Lawson joined her. “Then Reds, then Oranges, then Yellows, then Greens, and finally in our last session with Hutch.”
“You two are amazing,” Titus remarked. “It’s almost like you know each other’s thoughts.”
“I don’t know her thoughts, but I know her dreams,” Lawson joked.
“I thought that’s what you were going to say,” Gren added with a grin.
Later that same rotation, Gren, Calli, and Tayo sat in their dormitory room with Lanna and Macy, also partnered Blues. There was an unused bed in the corner; if Gren had a female partner, it would have been hers. It was unusual for Blues and Greens to share a room, but since Calli and Tayo had recently been partnered, the leader of the Learning Center made an exception to give them the chance to get to know each other, away from the other Greens.
So far, things seemed to be shaky for the new partners. Calli really enjoyed being with the older wandering students, even if they were only older by one color. It somehow made her feel more mature than her fifteen orbits. Tayo liked Gren. She wasn’t thrilled with Lanna or Macy, and she didn’t understand Calli’s fascination with age. Their time would come soon enough.
“So what are you going to do?” Lanna asked Gren. It was a subject that at least one of her roommates seemed to bring up every few rotations. “What if your feelings for Lawson slip into one of your dreams?”
“What feelings for Lawson?” Gren asked innocently. “I’ve told you over and over again...we’re just friends. That’s all we can be if we want to stay in the program, and I’m happy with that.”
“I bet after you graduate the two of you will become joined,” Calli said.
“Joined?” Gren twirled her long, red hair around her finger. “Lawson and I aren’t going to become joined. After we graduate we’ll apprentice...”
“Together,” Macy interrupted.
Gren ignored her. “And then we’ll practice dream wandering somewhere. Together or separate, I don’t know. Lawson has big plans. He’d like to travel, see more of Terra, maybe be a wandering Dream Wanderer!” She laughed at the joke, even though Lawson had told it to her so many times. “But I have my family to think about.

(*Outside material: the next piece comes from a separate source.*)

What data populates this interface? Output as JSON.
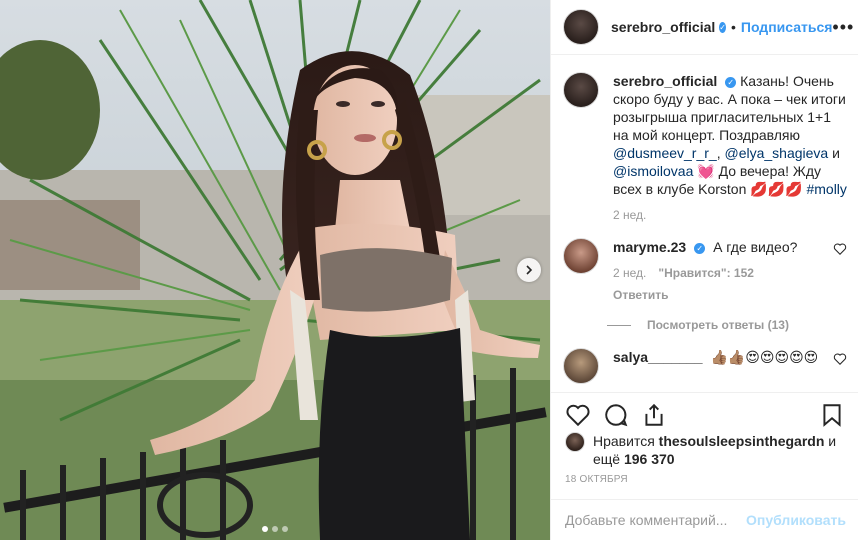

I know they’re not going to want me to go too far.”
“Is that why Lawson spends his breaks with you?” Calli asked. “Because you want to be with your family, and he wants to be with you?”
Lanna and Macy each gave Calli a dirty look. “Lawson doesn’t have any family of his own,” Gren explained. “His parents were killed in an explosion right after he entered the program. That’s why it means so much to him. They were incredibly proud to have their only child be a Dream Wandering student. And that’s why he spends breaks with us. He’s a ward of the Learning Center. He has no other place to go.”
The room Lawson shared with Sham and Titus in the boys’ dormitory was quite a bit smaller than the girls’ quarters. There was an empty bed in the corner of their room, as well. “I hear the Greens were getting the ‘life on other planets dream’ lecture this rotation,” Titus informed his roommates. “I sure don’t miss those classes!”
“I don’t know,” Sham said. “Don’t you think there could be life somewhere else out there?”
Lawson laughed. “No I don’t. The whole idea is ridiculous. The chances are against it.”
“I don’t know,” Sham repeated. “I know this guy, Roy, who claims he’s from Abacu.”
“Sounds like he needs his dreams wandered.” Lawson grinned. “I’d be willing to do it for free . . . as soon as I get my license.”